How it works: Autonomic Computing

Technology is like a race car going 200 miles per hour on the fastest track on earth.
Systems crash. People make mistakes. Computers need lots of maintenance to keep them up and running. That's life.
At the same time, businesses have become increasingly intolerant of computer failures while placing ever-greater demands on the technology they use.

  Since no one is close to writing defect-free software or hardware, we need computers capable of running themselves, and with far greater levels of intelligence built right into the technology itself.  

And by "intelligence," we're not talking about computers that can write the next Ninth Symphony.
We're talking about the same kind of intelligence we take for granted in our own bodies.

We walk up three flights of stairs and our heart rate increases . . .   It's hot, we perspire . . .
It's cold, we shiver...

We don't tell ourselves to do these things. They just happen. We need something similar for business.

The implications are immediately evident: A network of organized, "smart" computing components that give us what we need, when we need it, without a conscious mental or even physical effort.

Autonomic at work

A computer at a financial services company freezes up intermittently.    No customer transactions are being processed for several seconds, losing thousands of dollars in business and customer confidence and loyalty.
Today, IT support staff might not even find out about the problem for more than a day; when they do, it might take a couple days to figure out what is happening.   With an autonomic system in place, the freeze-up is detected the first time it happens and matched against historical problem data.
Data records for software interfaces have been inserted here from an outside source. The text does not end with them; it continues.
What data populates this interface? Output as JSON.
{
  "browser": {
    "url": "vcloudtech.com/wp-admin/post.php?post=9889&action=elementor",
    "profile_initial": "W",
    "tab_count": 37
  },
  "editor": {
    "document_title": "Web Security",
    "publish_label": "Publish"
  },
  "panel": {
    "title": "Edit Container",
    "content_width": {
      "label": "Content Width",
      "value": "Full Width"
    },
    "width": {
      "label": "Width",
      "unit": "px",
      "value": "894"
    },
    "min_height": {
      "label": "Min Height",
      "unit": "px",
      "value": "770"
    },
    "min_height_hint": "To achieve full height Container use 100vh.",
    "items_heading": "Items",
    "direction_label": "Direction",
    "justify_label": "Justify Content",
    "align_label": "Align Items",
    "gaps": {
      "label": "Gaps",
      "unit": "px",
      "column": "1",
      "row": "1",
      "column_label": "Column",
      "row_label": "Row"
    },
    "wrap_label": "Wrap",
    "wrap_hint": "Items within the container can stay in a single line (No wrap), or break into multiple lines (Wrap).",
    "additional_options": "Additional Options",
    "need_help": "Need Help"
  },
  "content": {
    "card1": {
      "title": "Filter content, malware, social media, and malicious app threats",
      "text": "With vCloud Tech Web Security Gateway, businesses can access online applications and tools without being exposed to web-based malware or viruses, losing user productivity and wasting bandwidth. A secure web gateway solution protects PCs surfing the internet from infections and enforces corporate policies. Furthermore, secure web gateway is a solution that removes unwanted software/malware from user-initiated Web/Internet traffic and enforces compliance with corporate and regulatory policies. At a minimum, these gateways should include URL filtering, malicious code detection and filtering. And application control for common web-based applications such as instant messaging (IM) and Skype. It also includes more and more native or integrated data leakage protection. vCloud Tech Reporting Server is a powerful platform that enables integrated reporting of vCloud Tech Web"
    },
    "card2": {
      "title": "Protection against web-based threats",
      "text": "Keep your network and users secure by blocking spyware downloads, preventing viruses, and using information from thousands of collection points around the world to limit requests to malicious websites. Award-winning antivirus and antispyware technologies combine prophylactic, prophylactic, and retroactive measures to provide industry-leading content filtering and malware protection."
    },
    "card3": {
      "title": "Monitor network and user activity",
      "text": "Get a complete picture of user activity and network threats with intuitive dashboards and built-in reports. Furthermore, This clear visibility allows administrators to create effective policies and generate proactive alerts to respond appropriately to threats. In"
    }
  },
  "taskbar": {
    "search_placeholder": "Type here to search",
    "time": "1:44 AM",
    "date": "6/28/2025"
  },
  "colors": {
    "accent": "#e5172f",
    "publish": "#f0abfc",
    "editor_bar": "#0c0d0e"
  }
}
The settings are reset automatically, averting any real loss of revenue and customer loyalty.
A report that the manager
                      reads the next day
shows the action that was taken.


Want to know more?
Want to know more?